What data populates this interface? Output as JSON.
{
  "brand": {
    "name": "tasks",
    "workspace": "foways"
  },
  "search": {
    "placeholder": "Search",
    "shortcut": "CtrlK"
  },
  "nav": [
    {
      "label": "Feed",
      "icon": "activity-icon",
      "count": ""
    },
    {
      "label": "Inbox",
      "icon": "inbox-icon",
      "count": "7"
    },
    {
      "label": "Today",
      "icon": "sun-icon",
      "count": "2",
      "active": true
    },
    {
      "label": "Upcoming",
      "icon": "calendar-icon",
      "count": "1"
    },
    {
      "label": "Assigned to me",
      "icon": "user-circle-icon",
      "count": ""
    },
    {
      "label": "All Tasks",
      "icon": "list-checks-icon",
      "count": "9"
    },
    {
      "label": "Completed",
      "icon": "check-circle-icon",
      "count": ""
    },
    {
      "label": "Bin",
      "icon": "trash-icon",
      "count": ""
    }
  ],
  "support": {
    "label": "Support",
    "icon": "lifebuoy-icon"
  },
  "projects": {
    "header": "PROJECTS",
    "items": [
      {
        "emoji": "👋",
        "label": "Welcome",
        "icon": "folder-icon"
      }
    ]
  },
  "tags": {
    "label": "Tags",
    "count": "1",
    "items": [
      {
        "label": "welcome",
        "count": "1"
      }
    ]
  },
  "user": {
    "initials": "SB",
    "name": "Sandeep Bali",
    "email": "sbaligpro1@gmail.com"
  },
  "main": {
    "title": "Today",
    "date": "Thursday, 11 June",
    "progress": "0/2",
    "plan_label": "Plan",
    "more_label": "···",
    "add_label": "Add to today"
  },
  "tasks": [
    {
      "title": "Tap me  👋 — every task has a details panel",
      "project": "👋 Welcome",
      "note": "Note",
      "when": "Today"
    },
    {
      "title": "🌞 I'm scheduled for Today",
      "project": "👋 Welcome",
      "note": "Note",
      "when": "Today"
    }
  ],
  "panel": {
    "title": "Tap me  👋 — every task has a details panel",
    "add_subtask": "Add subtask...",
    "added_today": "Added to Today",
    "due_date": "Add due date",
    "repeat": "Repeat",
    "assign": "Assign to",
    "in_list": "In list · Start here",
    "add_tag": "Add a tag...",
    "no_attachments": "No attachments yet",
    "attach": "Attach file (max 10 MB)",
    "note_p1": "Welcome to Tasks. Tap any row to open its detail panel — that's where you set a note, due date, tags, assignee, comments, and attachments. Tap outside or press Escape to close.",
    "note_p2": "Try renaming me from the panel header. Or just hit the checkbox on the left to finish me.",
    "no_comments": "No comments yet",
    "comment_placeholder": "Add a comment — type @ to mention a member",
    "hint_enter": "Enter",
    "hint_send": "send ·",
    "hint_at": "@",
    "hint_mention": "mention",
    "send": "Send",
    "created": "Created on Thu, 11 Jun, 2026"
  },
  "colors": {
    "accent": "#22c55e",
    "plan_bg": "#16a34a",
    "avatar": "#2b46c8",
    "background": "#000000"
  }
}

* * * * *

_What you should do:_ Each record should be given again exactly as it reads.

_Reply:_
What data populates this interface? Output as JSON.
{
  "brand": {
    "name": "tasks",
    "workspace": "foways"
  },
  "search": {
    "placeholder": "Search",
    "shortcut": "CtrlK"
  },
  "nav": [
    {
      "label": "Feed",
      "icon": "activity-icon",
      "count": ""
    },
    {
      "label": "Inbox",
      "icon": "inbox-icon",
      "count": "7"
    },
    {
      "label": "Today",
      "icon": "sun-icon",
      "count": "2",
      "active": true
    },
    {
      "label": "Upcoming",
      "icon": "calendar-icon",
      "count": "1"
    },
    {
      "label": "Assigned to me",
      "icon": "user-circle-icon",
      "count": ""
    },
    {
      "label": "All Tasks",
      "icon": "list-checks-icon",
      "count": "9"
    },
    {
      "label": "Completed",
      "icon": "check-circle-icon",
      "count": ""
    },
    {
      "label": "Bin",
      "icon": "trash-icon",
      "count": ""
    }
  ],
  "support": {
    "label": "Support",
    "icon": "lifebuoy-icon"
  },
  "projects": {
    "header": "PROJECTS",
    "items": [
      {
        "emoji": "👋",
        "label": "Welcome",
        "icon": "folder-icon"
      }
    ]
  },
  "tags": {
    "label": "Tags",
    "count": "1",
    "items": [
      {
        "label": "welcome",
        "count": "1"
      }
    ]
  },
  "user": {
    "initials": "SB",
    "name": "Sandeep Bali",
    "email": "sbaligpro1@gmail.com"
  },
  "main": {
    "title": "Today",
    "date": "Thursday, 11 June",
    "progress": "0/2",
    "plan_label": "Plan",
    "more_label": "···",
    "add_label": "Add to today"
  },
  "tasks": [
    {
      "title": "Tap me  👋 — every task has a details panel",
      "project": "👋 Welcome",
      "note": "Note",
      "when": "Today"
    },
    {
      "title": "🌞 I'm scheduled for Today",
      "project": "👋 Welcome",
      "note": "Note",
      "when": "Today"
    }
  ],
  "panel": {
    "title": "Tap me  👋 — every task has a details panel",
    "add_subtask": "Add subtask...",
    "added_today": "Added to Today",
    "due_date": "Add due date",
    "repeat": "Repeat",
    "assign": "Assign to",
    "in_list": "In list · Start here",
    "add_tag": "Add a tag...",
    "no_attachments": "No attachments yet",
    "attach": "Attach file (max 10 MB)",
    "note_p1": "Welcome to Tasks. Tap any row to open its detail panel — that's where you set a note, due date, tags, assignee, comments, and attachments. Tap outside or press Escape to close.",
    "note_p2": "Try renaming me from the panel header. Or just hit the checkbox on the left to finish me.",
    "no_comments": "No comments yet",
    "comment_placeholder": "Add a comment — type @ to mention a member",
    "hint_enter": "Enter",
    "hint_send": "send ·",
    "hint_at": "@",
    "hint_mention": "mention",
    "send": "Send",
    "created": "Created on Thu, 11 Jun, 2026"
  },
  "colors": {
    "accent": "#22c55e",
    "plan_bg": "#16a34a",
    "avatar": "#2b46c8",
    "background": "#000000"
  }
}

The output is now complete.